Paul Ryan, ASC started shooting stills when he was about 20 years old. He was a professional ski racer and began by taking pictures of the sport. After working for ski magazines while he was living in San Francisco, he attended SF State for a graduate degree in film and got pulled into the motion picture side of camera work. He worked with Robert Redford on Downhill Racer in 1968, thanks to his expertise on the slopes. From there he got more feature work, including American Graffiti (1973), and eventually moved to Los Angeles. He was second unit DP on Terrence Malick’s Days of Heaven where (I believe) he had a part in those gorgeous sweeping landscape shots that captured audience’s eyes in 1978. He worked with Redford again on River Runs Through It in 1992.
Here in Park City Ryan feels quite at home what with all the snow and cinema and Redford going on. (He’s had three films in the festival – Where the Rivers Flow North, A Matter of Degrees (which came through the Sundance Lab) and Easy.) While here this year, he is working with Jesse Dylan’s company, Wondros, which has partnered with Bono’s One Organization to film celebrities attending Sundance at the Sundance Channel Headquarters speaking on behalf of One.
Why the switch from features to informational videos?
I had a son that I wanted to be around more. Also I’ve really enjoyed exploring what these different organizations are about and working with Dylan to produce informational films about foundations and institutions where we get to take a huge concept and condense it into a five or six minute film.
You must approach these filming situations differently than on a feature?
You do, it’s much more like a commercial where everything has to be really succinct. You have to make them say things quickly and keep it simple.
What do you shoot on?

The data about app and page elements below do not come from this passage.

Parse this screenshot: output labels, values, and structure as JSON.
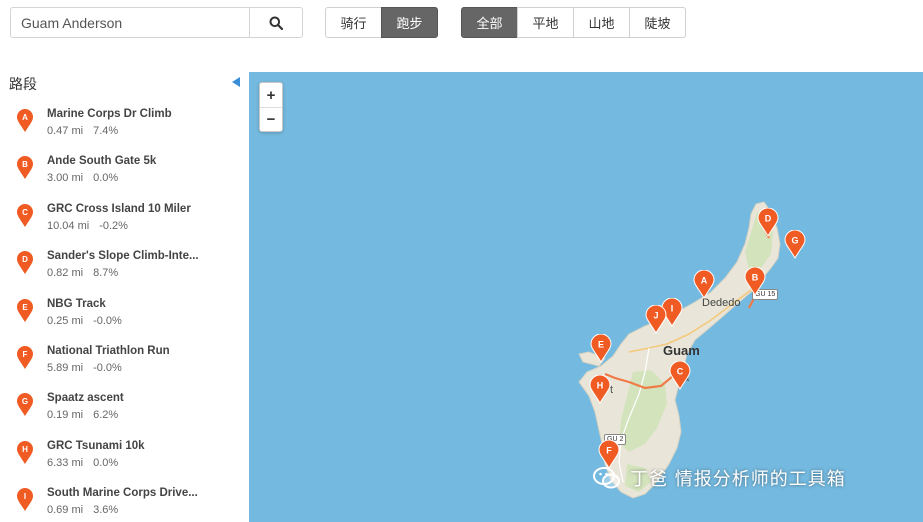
{
  "search": {
    "value": "Guam Anderson",
    "icon": "search-icon"
  },
  "sport_toggle": [
    {
      "label": "骑行",
      "active": false
    },
    {
      "label": "跑步",
      "active": true
    }
  ],
  "terrain_toggle": [
    {
      "label": "全部",
      "active": true
    },
    {
      "label": "平地",
      "active": false
    },
    {
      "label": "山地",
      "active": false
    },
    {
      "label": "陡坡",
      "active": false
    }
  ],
  "sidebar": {
    "title": "路段",
    "segments": [
      {
        "letter": "A",
        "name": "Marine Corps Dr Climb",
        "distance": "0.47 mi",
        "grade": "7.4%"
      },
      {
        "letter": "B",
        "name": "Ande South Gate 5k",
        "distance": "3.00 mi",
        "grade": "0.0%"
      },
      {
        "letter": "C",
        "name": "GRC Cross Island 10 Miler",
        "distance": "10.04 mi",
        "grade": "-0.2%"
      },
      {
        "letter": "D",
        "name": "Sander's Slope Climb-Inte...",
        "distance": "0.82 mi",
        "grade": "8.7%"
      },
      {
        "letter": "E",
        "name": "NBG Track",
        "distance": "0.25 mi",
        "grade": "-0.0%"
      },
      {
        "letter": "F",
        "name": "National Triathlon Run",
        "distance": "5.89 mi",
        "grade": "-0.0%"
      },
      {
        "letter": "G",
        "name": "Spaatz ascent",
        "distance": "0.19 mi",
        "grade": "6.2%"
      },
      {
        "letter": "H",
        "name": "GRC Tsunami 10k",
        "distance": "6.33 mi",
        "grade": "0.0%"
      },
      {
        "letter": "I",
        "name": "South Marine Corps Drive...",
        "distance": "0.69 mi",
        "grade": "3.6%"
      }
    ]
  },
  "map": {
    "zoom_in": "+",
    "zoom_out": "−",
    "labels": {
      "island": "Guam",
      "city": "Dededo",
      "partial_a": "a",
      "partial_t": "t"
    },
    "road_shields": {
      "route_15": "GU 15",
      "route_2": "GU 2"
    },
    "pins": [
      "A",
      "B",
      "C",
      "D",
      "E",
      "F",
      "G",
      "H",
      "I",
      "J"
    ],
    "colors": {
      "water": "#74b9df",
      "land": "#e9e6d9",
      "green": "#d3e3bc",
      "pin": "#f05a23",
      "route": "#f07a45"
    }
  },
  "watermark": {
    "text": "丁爸 情报分析师的工具箱"
  }
}
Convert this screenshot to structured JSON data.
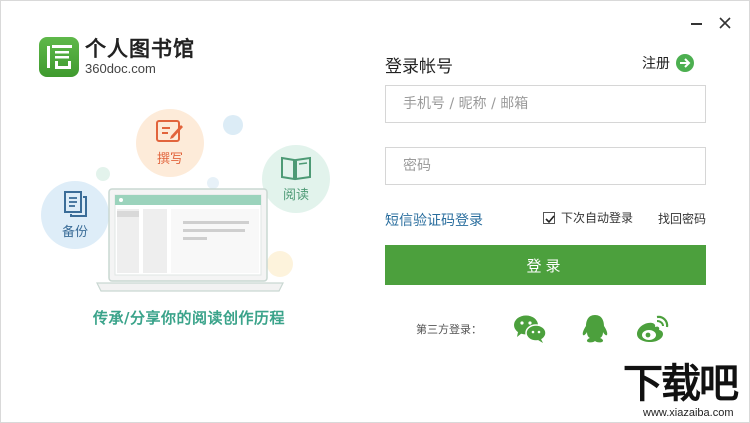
{
  "window": {
    "minimize_icon": "minimize-icon",
    "close_icon": "close-icon"
  },
  "logo": {
    "title": "个人图书馆",
    "url": "360doc.com",
    "brand_color": "#4ca03d"
  },
  "features": {
    "write": {
      "label": "撰写",
      "icon": "edit-icon",
      "color": "#e2643c"
    },
    "read": {
      "label": "阅读",
      "icon": "book-icon",
      "color": "#4d9a75"
    },
    "backup": {
      "label": "备份",
      "icon": "document-copy-icon",
      "color": "#3b6d98"
    }
  },
  "slogan": "传承/分享你的阅读创作历程",
  "login": {
    "title": "登录帐号",
    "register_label": "注册",
    "account_placeholder": "手机号 / 昵称 / 邮箱",
    "password_placeholder": "密码",
    "sms_login": "短信验证码登录",
    "auto_login_label": "下次自动登录",
    "auto_login_checked": true,
    "forgot_password": "找回密码",
    "submit_label": "登录",
    "third_party_label": "第三方登录：",
    "third_party": [
      "wechat-icon",
      "qq-icon",
      "weibo-icon"
    ],
    "accent_color": "#4ca03d"
  },
  "watermark": {
    "text": "下载吧",
    "url": "www.xiazaiba.com"
  }
}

We have been using the Panasonic AF100, which is fine for this shooting. Anything bigger than that would become unworkable because we’re in the field a lot and have to be really spontaneous. On an MIT film we did we ended up running all around the campus so the AF100 was great for that. We’re really interested in the new Canon [EOS C300], so maybe we’ll be making a switch soon.